For being a smaller con than NYC, the Boston con still had a TON of amazing artists featured. I got my variant cover of "The Wonderful Wizard of Oz" signed by J. Scott Campbell, who I give HUGE props to, because he was signing ALL day. I also got my issue of "Sea Bear and Grizzly Shark" signed by Ryan Ottly (who is super awesome), but the crown jewel in my day was getting an issue of "Catwoman" signed by the amazing Adam Hughes. I've been a HUGE fan of Adam's work for quite some time now, and I missed my opportunity to meet him at NYCC, so it was completely amazing to finally get the chance to meet him.
There were a ton of great costumes there as well. My favorite moment of the day was when a guy dressed up like Deadpool went in for a photo op with a four year old dressed like Wolverine. Deadpool guy pulled out his (fake) guns, and as soon as little Wolvie saw the guns, he automatically stuck out his fingers like he was making a number "3", and started growling and trying to knock the guns out of Deadpools hands. It may have been the cutest thing I have ever seen in my life. Ever.
My only complaint was something that I'm sure happens a lot, but I have been lucky enough to not encounter it until this past weekend. While The Editor and I were standing in like waiting to meet J. Scott Campbell, the line was seemingly going nowhere. I asked The Editor why, and he pointed out the fact that several people in line had stacks of literally DOZENS of copies of comics for the artist to sign. I'm sorry, but that is TOTAL bullshit.
I can completely understand if you're a huge fan, and want to geek out to your favorite artist. I've been there. I've done that. However, when you make it blatantly obvious, by having numerous copies of the same issue, that you are nothing more than some douchebag who is going post the comic on e-bay, you should be reprimanded. Artists are too nice to say anything, so I'm going to. The following is a short letter that all dickheads like that should remember:
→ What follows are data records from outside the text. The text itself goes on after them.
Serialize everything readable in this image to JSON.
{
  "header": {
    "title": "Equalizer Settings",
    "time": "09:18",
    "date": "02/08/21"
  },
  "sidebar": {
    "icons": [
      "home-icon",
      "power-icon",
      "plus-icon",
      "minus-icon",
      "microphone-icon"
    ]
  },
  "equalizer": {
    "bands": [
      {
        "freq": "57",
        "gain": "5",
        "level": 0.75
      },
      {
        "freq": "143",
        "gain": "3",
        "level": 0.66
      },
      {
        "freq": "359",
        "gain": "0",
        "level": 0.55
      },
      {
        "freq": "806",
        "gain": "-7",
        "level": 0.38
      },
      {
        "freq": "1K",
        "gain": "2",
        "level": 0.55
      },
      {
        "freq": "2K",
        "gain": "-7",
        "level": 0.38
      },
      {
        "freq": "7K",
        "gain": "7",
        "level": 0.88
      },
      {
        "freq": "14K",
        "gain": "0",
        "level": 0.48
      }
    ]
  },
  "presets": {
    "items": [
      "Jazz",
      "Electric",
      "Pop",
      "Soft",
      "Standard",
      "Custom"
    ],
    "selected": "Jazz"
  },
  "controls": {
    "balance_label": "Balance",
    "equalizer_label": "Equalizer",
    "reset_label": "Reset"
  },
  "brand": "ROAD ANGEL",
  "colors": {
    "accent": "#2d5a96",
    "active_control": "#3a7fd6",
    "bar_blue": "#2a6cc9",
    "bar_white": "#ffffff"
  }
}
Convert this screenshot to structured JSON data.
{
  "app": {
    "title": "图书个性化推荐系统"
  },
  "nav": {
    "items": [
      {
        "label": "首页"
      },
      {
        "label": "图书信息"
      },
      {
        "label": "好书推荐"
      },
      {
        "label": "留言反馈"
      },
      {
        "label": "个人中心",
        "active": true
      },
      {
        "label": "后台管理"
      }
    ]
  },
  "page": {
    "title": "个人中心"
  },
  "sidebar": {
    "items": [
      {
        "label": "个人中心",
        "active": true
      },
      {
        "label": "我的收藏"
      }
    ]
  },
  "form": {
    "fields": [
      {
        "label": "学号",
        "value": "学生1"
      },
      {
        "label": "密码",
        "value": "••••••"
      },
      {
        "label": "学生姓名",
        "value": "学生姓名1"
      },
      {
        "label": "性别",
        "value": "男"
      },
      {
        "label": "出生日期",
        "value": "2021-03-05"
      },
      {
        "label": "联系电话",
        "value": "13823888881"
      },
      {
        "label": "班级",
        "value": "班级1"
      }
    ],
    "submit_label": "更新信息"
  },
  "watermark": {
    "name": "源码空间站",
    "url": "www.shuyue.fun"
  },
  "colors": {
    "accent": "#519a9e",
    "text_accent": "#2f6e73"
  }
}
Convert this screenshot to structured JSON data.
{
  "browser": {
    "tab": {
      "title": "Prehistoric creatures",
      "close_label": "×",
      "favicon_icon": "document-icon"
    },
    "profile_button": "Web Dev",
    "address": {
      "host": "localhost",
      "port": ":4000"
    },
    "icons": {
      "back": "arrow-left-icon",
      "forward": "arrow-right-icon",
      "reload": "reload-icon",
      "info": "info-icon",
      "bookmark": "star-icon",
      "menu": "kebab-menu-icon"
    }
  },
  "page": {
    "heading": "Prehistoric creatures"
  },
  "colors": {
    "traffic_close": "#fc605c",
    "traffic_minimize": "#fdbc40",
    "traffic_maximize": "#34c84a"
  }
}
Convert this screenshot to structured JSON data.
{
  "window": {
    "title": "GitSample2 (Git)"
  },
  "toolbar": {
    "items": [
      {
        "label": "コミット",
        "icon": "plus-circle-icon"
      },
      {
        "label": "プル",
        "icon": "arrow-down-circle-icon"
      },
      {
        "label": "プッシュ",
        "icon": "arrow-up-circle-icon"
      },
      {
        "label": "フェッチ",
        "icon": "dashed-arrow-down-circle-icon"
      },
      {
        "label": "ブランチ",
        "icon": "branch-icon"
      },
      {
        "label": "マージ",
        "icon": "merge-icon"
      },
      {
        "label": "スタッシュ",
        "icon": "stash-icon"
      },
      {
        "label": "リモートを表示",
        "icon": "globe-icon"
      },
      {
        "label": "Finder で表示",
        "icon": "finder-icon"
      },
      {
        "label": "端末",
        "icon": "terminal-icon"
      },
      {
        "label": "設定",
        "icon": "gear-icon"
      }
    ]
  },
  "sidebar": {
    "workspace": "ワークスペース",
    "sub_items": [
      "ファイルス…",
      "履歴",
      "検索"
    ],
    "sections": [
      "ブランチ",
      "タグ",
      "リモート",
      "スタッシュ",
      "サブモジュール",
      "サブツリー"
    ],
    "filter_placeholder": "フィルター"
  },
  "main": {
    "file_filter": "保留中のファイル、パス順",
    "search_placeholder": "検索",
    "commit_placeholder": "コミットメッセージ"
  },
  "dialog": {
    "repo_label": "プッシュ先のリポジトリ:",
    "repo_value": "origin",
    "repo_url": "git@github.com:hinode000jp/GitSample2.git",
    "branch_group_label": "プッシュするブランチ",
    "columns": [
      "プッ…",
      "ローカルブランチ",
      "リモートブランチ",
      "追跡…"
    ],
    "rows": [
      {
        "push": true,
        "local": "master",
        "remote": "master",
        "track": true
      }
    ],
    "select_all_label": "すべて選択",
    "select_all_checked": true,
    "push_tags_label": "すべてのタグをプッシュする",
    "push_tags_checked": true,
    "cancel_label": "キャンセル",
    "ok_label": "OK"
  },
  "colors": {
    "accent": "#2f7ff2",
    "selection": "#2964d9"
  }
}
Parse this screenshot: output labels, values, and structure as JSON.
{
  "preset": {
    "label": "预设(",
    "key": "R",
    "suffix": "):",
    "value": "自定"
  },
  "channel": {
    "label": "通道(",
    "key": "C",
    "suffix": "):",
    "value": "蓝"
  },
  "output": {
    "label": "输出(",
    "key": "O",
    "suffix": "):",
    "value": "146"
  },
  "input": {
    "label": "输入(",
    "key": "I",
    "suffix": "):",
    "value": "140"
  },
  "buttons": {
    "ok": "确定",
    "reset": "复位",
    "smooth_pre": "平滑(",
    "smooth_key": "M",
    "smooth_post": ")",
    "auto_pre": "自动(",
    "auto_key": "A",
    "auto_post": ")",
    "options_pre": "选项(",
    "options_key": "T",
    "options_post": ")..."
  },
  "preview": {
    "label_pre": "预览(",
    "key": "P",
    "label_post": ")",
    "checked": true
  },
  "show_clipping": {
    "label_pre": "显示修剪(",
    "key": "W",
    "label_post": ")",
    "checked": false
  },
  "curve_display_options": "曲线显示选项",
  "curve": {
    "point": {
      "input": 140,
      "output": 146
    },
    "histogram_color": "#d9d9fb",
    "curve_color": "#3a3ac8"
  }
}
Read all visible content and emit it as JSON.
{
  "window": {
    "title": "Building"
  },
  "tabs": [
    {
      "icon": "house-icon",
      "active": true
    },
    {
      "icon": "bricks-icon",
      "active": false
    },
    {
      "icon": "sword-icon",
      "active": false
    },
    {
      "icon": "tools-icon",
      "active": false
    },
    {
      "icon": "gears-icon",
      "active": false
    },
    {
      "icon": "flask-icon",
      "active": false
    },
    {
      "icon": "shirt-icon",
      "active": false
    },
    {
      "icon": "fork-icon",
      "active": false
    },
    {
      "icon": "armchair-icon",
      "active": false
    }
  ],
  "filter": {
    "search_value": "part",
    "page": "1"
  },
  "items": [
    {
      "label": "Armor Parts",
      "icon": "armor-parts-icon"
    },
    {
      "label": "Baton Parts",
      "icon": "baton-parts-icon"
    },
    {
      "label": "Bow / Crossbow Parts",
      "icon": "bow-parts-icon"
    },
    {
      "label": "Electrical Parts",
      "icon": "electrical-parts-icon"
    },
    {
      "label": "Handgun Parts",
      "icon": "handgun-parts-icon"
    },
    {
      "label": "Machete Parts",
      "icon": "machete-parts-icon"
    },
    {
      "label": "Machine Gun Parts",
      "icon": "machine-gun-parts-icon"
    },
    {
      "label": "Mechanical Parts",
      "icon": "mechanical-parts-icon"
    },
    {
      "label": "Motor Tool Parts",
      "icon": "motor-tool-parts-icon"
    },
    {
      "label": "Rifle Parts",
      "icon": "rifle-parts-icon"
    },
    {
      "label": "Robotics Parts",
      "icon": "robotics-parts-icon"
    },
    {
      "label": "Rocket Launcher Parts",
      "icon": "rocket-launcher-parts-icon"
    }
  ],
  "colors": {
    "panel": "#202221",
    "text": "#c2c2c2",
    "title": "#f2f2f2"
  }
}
I understand that you want to use someones fame to make yourself a quick buck or two, however, there are some of us here that are true fans. That being said, if you could limit your items to ten per person, the rest of us would not want to bust your stupid face in. Most of us would just like to geek out on an extremely talented person, and have that signature in their personal collection, and I promise it will only take one minute TOPS for us to do so. We're trying to respect you, so please try and respect us.
The True Fans
P.S. After having the artist sign 100 items for you, don't try and shake their hand. It only makes you look like an even bigger tool.
So there you go! I'll be back on in the next day or two to discuss a cause that friend of Carly on Comics and proprietor of Downtown comics, Andy LeClair, will be organizing very soon. It's a fantastic cause that is very close to my heart, so I'm hoping to rally a few of you readers to give me a hand helping him out. More on that later in the week!